------ Data shown ------
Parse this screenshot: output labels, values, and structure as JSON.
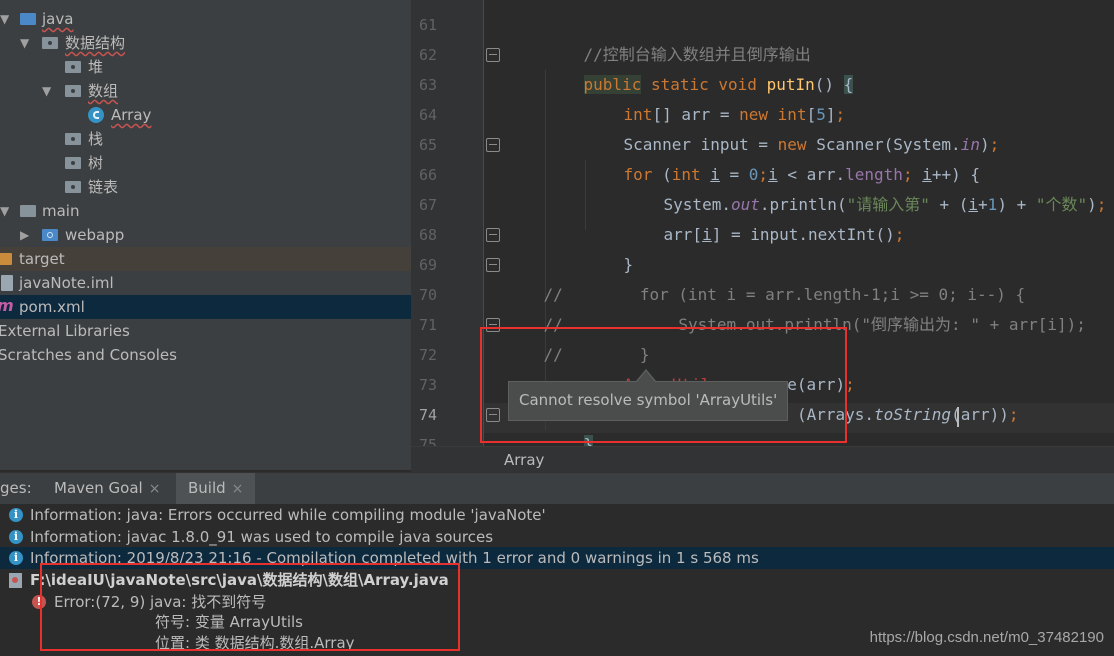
{
  "project_tree": [
    {
      "label": "java",
      "arrow": "▼",
      "icon": "source-folder-icon",
      "squiggle": true
    },
    {
      "label": "数据结构",
      "arrow": "▼",
      "icon": "package-icon",
      "squiggle": true
    },
    {
      "label": "堆",
      "arrow": "",
      "icon": "package-icon"
    },
    {
      "label": "数组",
      "arrow": "▼",
      "icon": "package-icon",
      "squiggle": true
    },
    {
      "label": "Array",
      "arrow": "",
      "icon": "java-class-icon",
      "squiggle": true
    },
    {
      "label": "栈",
      "arrow": "",
      "icon": "package-icon"
    },
    {
      "label": "树",
      "arrow": "",
      "icon": "package-icon"
    },
    {
      "label": "链表",
      "arrow": "",
      "icon": "package-icon"
    },
    {
      "label": "main",
      "arrow": "▼",
      "icon": "folder-icon"
    },
    {
      "label": "webapp",
      "arrow": "▶",
      "icon": "web-folder-icon"
    },
    {
      "label": "target",
      "arrow": "",
      "icon": "excluded-folder-icon"
    },
    {
      "label": "javaNote.iml",
      "arrow": "",
      "icon": "iml-file-icon"
    },
    {
      "label": "pom.xml",
      "arrow": "",
      "icon": "maven-file-icon"
    },
    {
      "label": "External Libraries",
      "arrow": "",
      "icon": ""
    },
    {
      "label": "Scratches and Consoles",
      "arrow": "",
      "icon": ""
    }
  ],
  "editor": {
    "line_numbers": [
      "61",
      "62",
      "63",
      "64",
      "65",
      "66",
      "67",
      "68",
      "69",
      "70",
      "71",
      "72",
      "73",
      "74",
      "75"
    ],
    "current_line": "74",
    "code": {
      "l61_comment": "//控制台输入数组并且倒序输出",
      "l62_public": "public",
      "l62_static": " static void ",
      "l62_fn": "putIn",
      "l62_paren": "() ",
      "l62_brace": "{",
      "l63_int": "int",
      "l63_mid": "[] arr = ",
      "l63_new": "new int",
      "l63_br1": "[",
      "l63_num": "5",
      "l63_br2": "]",
      "l63_semi": ";",
      "l64_a": "Scanner input = ",
      "l64_new": "new ",
      "l64_b": "Scanner(System.",
      "l64_in": "in",
      "l64_c": ")",
      "l64_semi": ";",
      "l65_for": "for ",
      "l65_a": "(",
      "l65_int": "int ",
      "l65_i": "i",
      "l65_b": " = ",
      "l65_num0": "0",
      "l65_semi1": ";",
      "l65_i2": "i",
      "l65_c": " < arr.",
      "l65_len": "length",
      "l65_semi2": "; ",
      "l65_i3": "i",
      "l65_d": "++) {",
      "l66_a": "System.",
      "l66_out": "out",
      "l66_b": ".println(",
      "l66_str1": "\"请输入第\"",
      "l66_c": " + (",
      "l66_i": "i",
      "l66_d": "+",
      "l66_num1": "1",
      "l66_e": ") + ",
      "l66_str2": "\"个数\"",
      "l66_f": ")",
      "l66_semi": ";",
      "l67_a": "arr[",
      "l67_i": "i",
      "l67_b": "] = input.nextInt()",
      "l67_semi": ";",
      "l68": "}",
      "l69": "//        for (int i = arr.length-1;i >= 0; i--) {",
      "l70": "//            System.out.println(\"倒序输出为: \" + arr[i]);",
      "l71": "//        }",
      "l72_err": "ArrayUtils",
      "l72_b": ".reverse(arr)",
      "l72_semi": ";",
      "l73_a": "S",
      "l73_b": "                 ",
      "l73_c": "(Arrays.",
      "l73_to": "toString",
      "l73_d": "(arr))",
      "l73_semi": ";",
      "l74": "}"
    },
    "tooltip": "Cannot resolve symbol 'ArrayUtils'"
  },
  "breadcrumb": "Array",
  "bottom_panel": {
    "tabs_prefix": "ges:",
    "tabs": [
      {
        "label": "Maven Goal",
        "close": "×"
      },
      {
        "label": "Build",
        "close": "×"
      }
    ],
    "messages": [
      "Information: java: Errors occurred while compiling module 'javaNote'",
      "Information: javac 1.8.0_91 was used to compile java sources",
      "Information: 2019/8/23 21:16 - Compilation completed with 1 error and 0 warnings in 1 s 568 ms"
    ],
    "file_path": "F:\\ideaIU\\javaNote\\src\\java\\数据结构\\数组\\Array.java",
    "error_line": "Error:(72, 9)  java: 找不到符号",
    "symbol_line": "符号:   变量 ArrayUtils",
    "location_line": "位置: 类 数据结构.数组.Array"
  },
  "watermark": "https://blog.csdn.net/m0_37482190",
  "colors": {
    "annotation_red": "#e8302c",
    "error_red": "#bc3f3c",
    "keyword": "#cc7832",
    "selection_blue": "#0d293e"
  }
}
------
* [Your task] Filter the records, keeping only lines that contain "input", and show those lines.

* [Response to this task]
      "l64_a": "Scanner input = ",
      "l67_b": "] = input.nextInt()",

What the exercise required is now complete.